= Dataset records =

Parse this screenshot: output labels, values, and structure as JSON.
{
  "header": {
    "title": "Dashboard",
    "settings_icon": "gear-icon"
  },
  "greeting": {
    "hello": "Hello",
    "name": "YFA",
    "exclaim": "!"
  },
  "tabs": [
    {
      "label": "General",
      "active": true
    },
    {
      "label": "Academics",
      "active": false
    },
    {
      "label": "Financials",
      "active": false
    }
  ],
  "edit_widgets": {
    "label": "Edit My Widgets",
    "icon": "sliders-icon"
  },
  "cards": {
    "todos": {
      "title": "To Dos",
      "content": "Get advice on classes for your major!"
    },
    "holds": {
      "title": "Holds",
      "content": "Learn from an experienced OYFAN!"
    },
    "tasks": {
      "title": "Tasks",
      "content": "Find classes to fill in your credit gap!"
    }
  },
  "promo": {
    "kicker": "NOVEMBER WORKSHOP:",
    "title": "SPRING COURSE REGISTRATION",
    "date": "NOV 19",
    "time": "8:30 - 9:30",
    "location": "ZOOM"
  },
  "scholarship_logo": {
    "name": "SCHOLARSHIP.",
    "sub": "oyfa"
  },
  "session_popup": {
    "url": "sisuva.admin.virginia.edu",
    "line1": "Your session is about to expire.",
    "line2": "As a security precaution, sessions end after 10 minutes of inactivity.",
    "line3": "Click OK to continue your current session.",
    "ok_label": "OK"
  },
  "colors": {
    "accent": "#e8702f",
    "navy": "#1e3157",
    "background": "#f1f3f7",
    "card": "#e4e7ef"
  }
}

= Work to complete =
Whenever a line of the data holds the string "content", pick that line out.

= Solution for this problem =
      "content": "Get advice on classes for your major!"
      "content": "Learn from an experienced OYFAN!"
      "content": "Find classes to fill in your credit gap!"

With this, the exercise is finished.